I often have run across wildflowers with buckwheat as part of their common name. This page shows you how vast is that family, called Polygonaceae, that includes mountain sorrel, curly dock — and rhubarb, of all things. But the strange species I saw a lot of on my drive was Naked Buckwheat.
It has strong, wire-like stems that are tall and bare for most of their length, with white puff-balls at the tip.
I wanted to get a nice picture of the elder bushes in flower, and when I squeezed in close this bright and rather large beetle got my attention:
I began to think of all the fascinating and complex creatures that live their (often short) lives in “obscurity.” I bet no one else had ever seen that bug. God lavishes the earth with life and beauty as an expression of His generosity and love.
As I went down the mountain, it was like an hours-long birthday party with Him saying, “Stop here. See that flower? It’s one of the special gifts I’m giving you today.” Then, “Look there! A red and black bug I chose just for you.”
He gave me sneezeweed because they are my old friends. He introduced me to a hawk for something new. Butterflies fluttered, proposing the very thing to which I was disposed. This place was not paradise, we can tell that by the fire damage, and many other aspects. But there was a little taste of Paradise in my soul, and praise swelling in my heart.
In my first view of the ocean upon arriving at the coast,
I could see whitecaps.
But the wind wasn’t too bad down on the beach, and I encountered new creatures: Long-billed Curlews and a By-the-wind Sailor (Velella velella). After I took a few blurry pictures of the wind-blown Sailor, a wave rushed up and snatched it back into the deep. Lucky for me I had seen a (much better) picture of that same species of “gelatinous animal” just last week.
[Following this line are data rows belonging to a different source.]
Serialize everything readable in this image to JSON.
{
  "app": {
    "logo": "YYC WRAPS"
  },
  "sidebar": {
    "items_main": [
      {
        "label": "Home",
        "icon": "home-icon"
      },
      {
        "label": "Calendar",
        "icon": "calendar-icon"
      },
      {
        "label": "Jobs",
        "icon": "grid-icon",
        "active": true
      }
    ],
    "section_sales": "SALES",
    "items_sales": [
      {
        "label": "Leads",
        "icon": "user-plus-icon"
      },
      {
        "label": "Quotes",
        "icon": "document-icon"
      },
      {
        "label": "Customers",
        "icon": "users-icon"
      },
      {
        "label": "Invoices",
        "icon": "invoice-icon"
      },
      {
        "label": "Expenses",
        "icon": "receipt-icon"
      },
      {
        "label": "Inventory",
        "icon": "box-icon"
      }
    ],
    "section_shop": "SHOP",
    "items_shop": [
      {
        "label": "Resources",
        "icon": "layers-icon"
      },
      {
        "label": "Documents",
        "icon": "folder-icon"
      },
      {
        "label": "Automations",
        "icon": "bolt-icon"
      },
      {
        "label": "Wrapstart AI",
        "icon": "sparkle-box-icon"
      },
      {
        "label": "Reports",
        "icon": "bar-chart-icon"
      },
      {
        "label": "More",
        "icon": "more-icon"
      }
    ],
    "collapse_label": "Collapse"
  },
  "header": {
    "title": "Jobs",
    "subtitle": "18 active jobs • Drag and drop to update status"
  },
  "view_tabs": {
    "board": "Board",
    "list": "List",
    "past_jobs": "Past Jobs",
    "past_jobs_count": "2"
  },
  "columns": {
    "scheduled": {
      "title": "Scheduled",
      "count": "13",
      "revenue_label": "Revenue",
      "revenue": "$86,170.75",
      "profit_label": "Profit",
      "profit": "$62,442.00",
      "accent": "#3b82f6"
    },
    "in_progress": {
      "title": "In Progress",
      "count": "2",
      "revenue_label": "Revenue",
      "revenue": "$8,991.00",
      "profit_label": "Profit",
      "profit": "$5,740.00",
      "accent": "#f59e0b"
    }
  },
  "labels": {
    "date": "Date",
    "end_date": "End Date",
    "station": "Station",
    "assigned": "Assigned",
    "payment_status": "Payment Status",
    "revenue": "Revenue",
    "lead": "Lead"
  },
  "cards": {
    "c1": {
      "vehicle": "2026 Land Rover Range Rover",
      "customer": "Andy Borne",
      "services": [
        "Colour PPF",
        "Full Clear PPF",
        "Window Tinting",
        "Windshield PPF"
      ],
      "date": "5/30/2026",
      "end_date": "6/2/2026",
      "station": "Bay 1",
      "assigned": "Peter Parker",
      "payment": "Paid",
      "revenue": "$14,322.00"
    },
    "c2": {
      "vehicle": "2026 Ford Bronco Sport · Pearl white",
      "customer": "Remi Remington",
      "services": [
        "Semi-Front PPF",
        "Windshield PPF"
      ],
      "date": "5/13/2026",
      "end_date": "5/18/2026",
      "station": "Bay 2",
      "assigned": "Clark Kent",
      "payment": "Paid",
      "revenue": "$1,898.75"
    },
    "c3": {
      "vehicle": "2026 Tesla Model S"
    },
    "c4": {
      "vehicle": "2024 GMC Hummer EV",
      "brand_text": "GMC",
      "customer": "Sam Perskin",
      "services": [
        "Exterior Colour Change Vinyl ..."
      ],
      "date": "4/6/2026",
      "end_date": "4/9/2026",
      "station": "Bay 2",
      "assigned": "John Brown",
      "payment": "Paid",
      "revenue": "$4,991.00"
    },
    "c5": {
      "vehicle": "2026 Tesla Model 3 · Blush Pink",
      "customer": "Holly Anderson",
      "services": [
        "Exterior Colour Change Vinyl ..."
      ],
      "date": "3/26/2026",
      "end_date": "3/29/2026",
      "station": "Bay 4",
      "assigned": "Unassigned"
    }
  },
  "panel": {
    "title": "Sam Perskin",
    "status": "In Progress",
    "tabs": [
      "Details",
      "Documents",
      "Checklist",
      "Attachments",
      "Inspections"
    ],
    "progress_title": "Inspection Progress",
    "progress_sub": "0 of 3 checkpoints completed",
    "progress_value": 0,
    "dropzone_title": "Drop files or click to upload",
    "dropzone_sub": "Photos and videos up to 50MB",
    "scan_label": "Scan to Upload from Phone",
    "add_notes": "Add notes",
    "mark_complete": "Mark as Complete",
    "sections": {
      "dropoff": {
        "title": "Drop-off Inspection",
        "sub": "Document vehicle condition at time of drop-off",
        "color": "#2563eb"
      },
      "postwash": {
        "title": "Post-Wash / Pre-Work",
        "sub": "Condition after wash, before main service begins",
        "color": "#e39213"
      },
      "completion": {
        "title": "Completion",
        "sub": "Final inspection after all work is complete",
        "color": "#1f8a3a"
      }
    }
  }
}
The one I saw in person was probably less than 2 cm. in diameter.
The curlews reminded me of the Godwits I’d seen last summer. But the bills of Godwits curve upward, and those of the Curlews curve downward. There are many other differences, I’m sure, such as, the Godwits seem smaller and leggier — but the bill was the thing that helped narrow my search. Here is a better photo from the internet.
Dozens of geese flew overhead in a ragged and strung out V. They were no doubt fighting the wind up there as I was doing below.
My drive to and from the coast was through lush farmland and pastures, with black-and-white cows grazing on green green grass. And mustard twice as tall as at my last viewing.